For those who are curious ......
Who made this website?
If you ever visited Editors' Corner, you know who we are.
But here I can give you a more detailed answer.
First of all, our sole sponsor
ISU Complex Computation Lab
is supported by Professor H.H. Chou. So you know he is the real boss.
Unlike all the other free web pages sponsors, our sponsor doesn't ask anything
for return. This is very important. Otherwise, we all have to suffer:
Either get dizzy by those animated advertisements on every single page,
or keeps clicking those windows on the fly. So here again, many thanks to our sponsor.
Who made this website?
If you ever visited Editors' Corner, you know who we are. But here I can give you a more detailed answer. First of all, our sole sponsor ISU Complex Computation Lab is supported by Professor H.H. Chou. So you know he is the real boss. Unlike all the other free web pages sponsors, our sponsor doesn't ask anything for return. This is very important. Otherwise, we all have to suffer: Either get dizzy by those animated advertisements on every single page, or keeps clicking those windows on the fly. So here again, many thanks to our sponsor.
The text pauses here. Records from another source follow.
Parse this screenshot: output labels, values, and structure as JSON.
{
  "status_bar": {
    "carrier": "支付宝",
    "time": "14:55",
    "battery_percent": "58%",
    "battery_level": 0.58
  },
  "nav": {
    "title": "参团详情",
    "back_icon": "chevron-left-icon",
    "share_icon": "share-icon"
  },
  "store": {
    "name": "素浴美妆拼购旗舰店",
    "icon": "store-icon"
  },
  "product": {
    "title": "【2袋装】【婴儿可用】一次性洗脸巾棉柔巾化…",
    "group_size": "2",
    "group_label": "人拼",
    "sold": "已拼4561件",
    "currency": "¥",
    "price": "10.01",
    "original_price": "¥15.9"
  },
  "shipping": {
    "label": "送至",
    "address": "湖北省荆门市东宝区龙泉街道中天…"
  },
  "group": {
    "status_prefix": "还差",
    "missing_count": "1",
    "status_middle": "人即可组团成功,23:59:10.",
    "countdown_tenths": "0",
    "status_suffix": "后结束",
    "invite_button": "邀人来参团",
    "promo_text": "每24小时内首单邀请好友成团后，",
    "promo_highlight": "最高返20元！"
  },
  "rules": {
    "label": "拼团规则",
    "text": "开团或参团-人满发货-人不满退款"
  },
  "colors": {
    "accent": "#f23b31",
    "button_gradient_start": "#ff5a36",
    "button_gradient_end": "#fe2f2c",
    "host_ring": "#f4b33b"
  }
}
What about the real work?
It's not true that H.H. said he just provided the space. Our mailing list is his work. I remember those days when he was testing the "Email to All", my mail boxes were full of those testing emails. Besides, he is very supportive. Before I had anything in hand, he gave me total write privilege on the homepage, including implementing server side programs. You all know how hard it is to let another programmer touch your personal workstation, especially she had no experiences on CGI programming. While I was developing the homepage, we also had countless emails, and phone calls to discuss the functions, security, etc. He played the role as the supervisor, if I were the hard working Ph.D. student. When the code was ready for testing, he worked as a QA(Quality Assurance, i.e. bug finder). Once the work is done, he acted as a good-mannered customer. If you somehow agree that I have done a good job for this web site, I would like to give my honor to him. It's a lonely journey to write a homepage, which we knew in advance wouldn't get hot response.
Which authoring tool did you use?
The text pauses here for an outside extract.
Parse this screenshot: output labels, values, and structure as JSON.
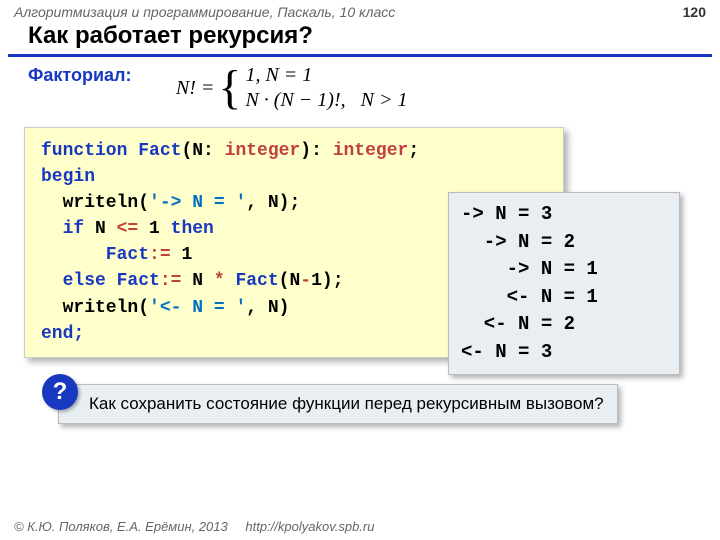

No, not Frontpage, not Dreamweaver, just a plain text editor. Notepad is its name. Most pages you saw were generated by the CGI programs I wrote, including the address book, email list, personal homepage excerpts, to name a few.
Where did you get those graphic images?
The bugs on the front page comes from MS Publisher's clip art collection. The drawing with crocodile, rabbit, frog and duck, comes from James Stevenson's book "Monty". The girl and boy who are making "Origami"(paper folding) on the Editors Corner are the art work of Hayashi Akiko, a Japanese children's book illustrator. The gorilla of redirect pages are from Peggy Rathmann's book "Good Night, Gorilla". And the rest are my work. I do have an image processing software. No, not Photoshop 5. It's PhotoImpact 4.2, a copy I bought with a great bargain.
Where are you?
Uh, you know it's me, Li-Ling Huang. To know more, you can visit my home page, which I should spend some more time with. Unlike my daughter, my four-month-old son got only one picture there. I think it's time to finish this project. This web site can go on with little maintenance from now on.